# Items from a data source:

....

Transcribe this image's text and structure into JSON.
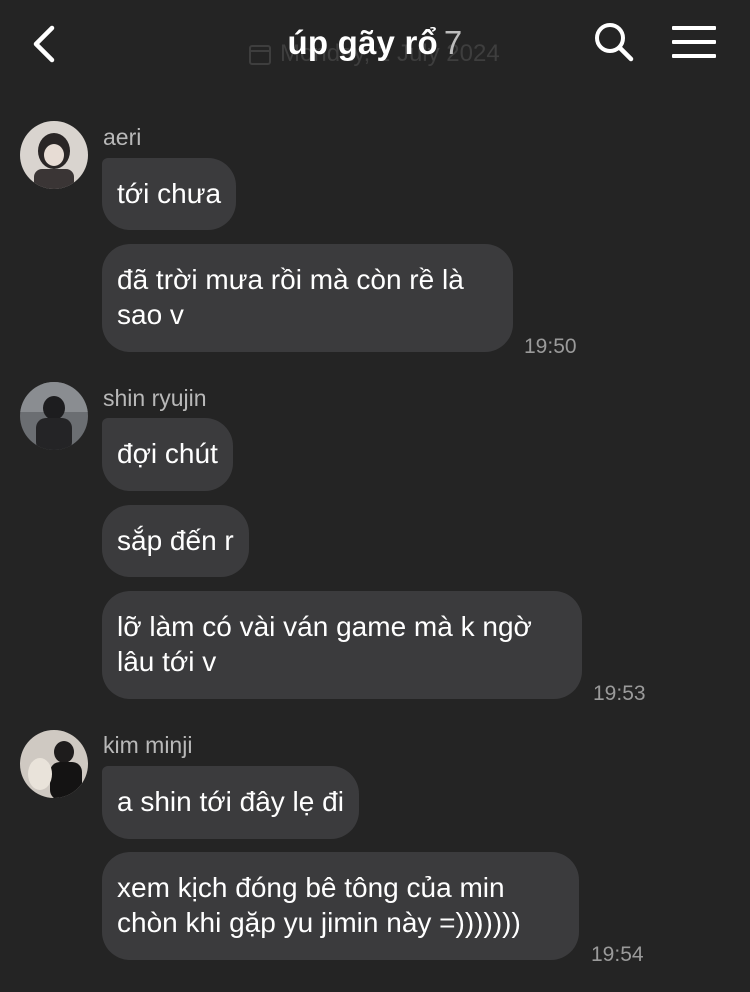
{
  "header": {
    "title": "úp gãy rổ",
    "member_count": "7",
    "date_overlay": "Monday, 1 July 2024"
  },
  "groups": [
    {
      "sender": "aeri",
      "messages": [
        "tới chưa",
        "đã trời mưa rồi mà còn rề là sao v"
      ],
      "time": "19:50"
    },
    {
      "sender": "shin ryujin",
      "messages": [
        "đợi chút",
        "sắp đến r",
        "lỡ làm có vài ván game mà k ngờ lâu tới v"
      ],
      "time": "19:53"
    },
    {
      "sender": "kim minji",
      "messages": [
        "a shin tới đây lẹ đi",
        "xem kịch đóng bê tông của min chòn khi gặp yu jimin này =)))))))"
      ],
      "time": "19:54"
    }
  ],
  "colors": {
    "background": "#242424",
    "bubble": "#3b3b3d",
    "sender_text": "#b8b8b8",
    "timestamp": "#9a9a9a"
  },
  "icons": [
    "back-arrow-icon",
    "search-icon",
    "menu-icon",
    "calendar-icon"
  ]
}
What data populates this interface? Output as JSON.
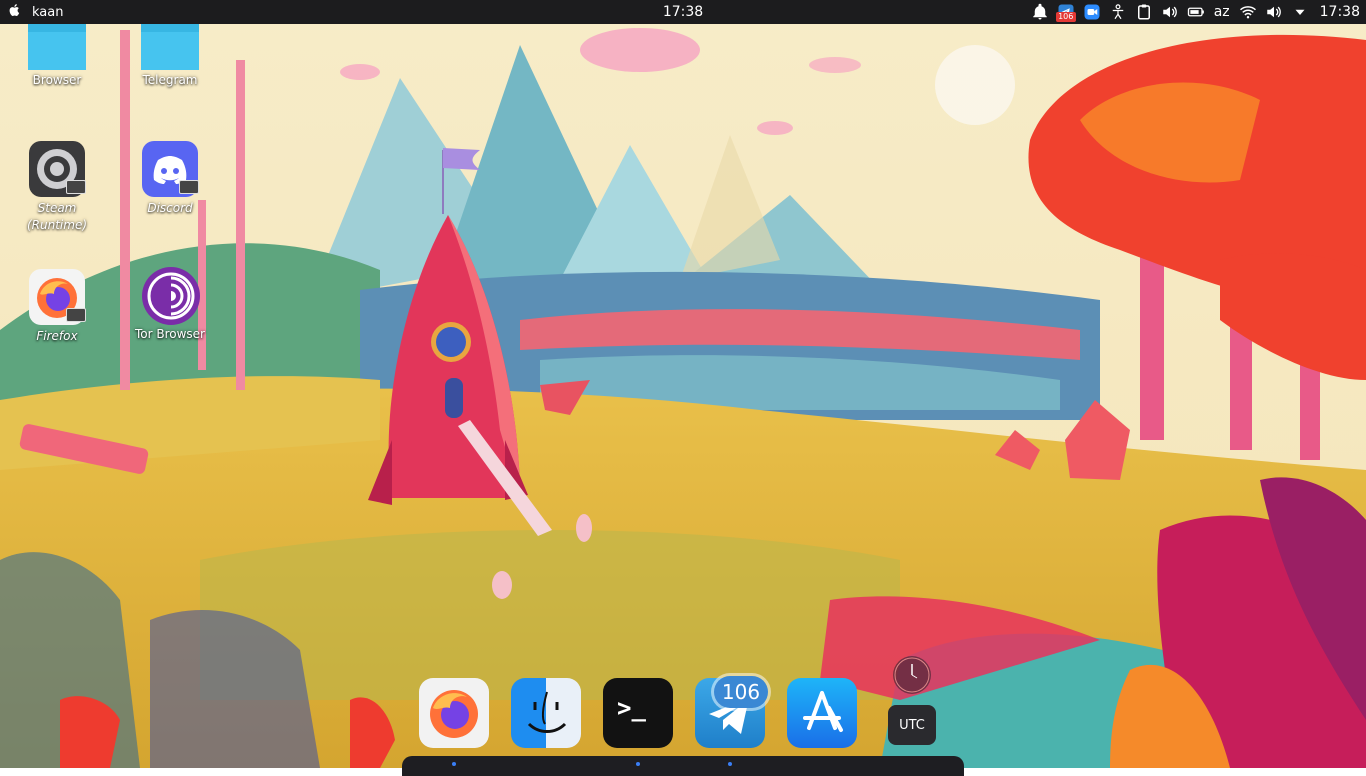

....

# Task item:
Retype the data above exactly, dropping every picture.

# Exercise answer:
Transcribe this image's text and structure into JSON.
{
  "header": {
    "title": "úp gãy rổ",
    "member_count": "7",
    "date_overlay": "Monday, 1 July 2024"
  },
  "groups": [
    {
      "sender": "aeri",
      "messages": [
        "tới chưa",
        "đã trời mưa rồi mà còn rề là sao v"
      ],
      "time": "19:50"
    },
    {
      "sender": "shin ryujin",
      "messages": [
        "đợi chút",
        "sắp đến r",
        "lỡ làm có vài ván game mà k ngờ lâu tới v"
      ],
      "time": "19:53"
    },
    {
      "sender": "kim minji",
      "messages": [
        "a shin tới đây lẹ đi",
        "xem kịch đóng bê tông của min chòn khi gặp yu jimin này =)))))))"
      ],
      "time": "19:54"
    }
  ],
  "colors": {
    "background": "#242424",
    "bubble": "#3b3b3d",
    "sender_text": "#b8b8b8",
    "timestamp": "#9a9a9a"
  },
  "icons": [
    "back-arrow-icon",
    "search-icon",
    "menu-icon",
    "calendar-icon"
  ]
}
What data populates this interface? Output as JSON.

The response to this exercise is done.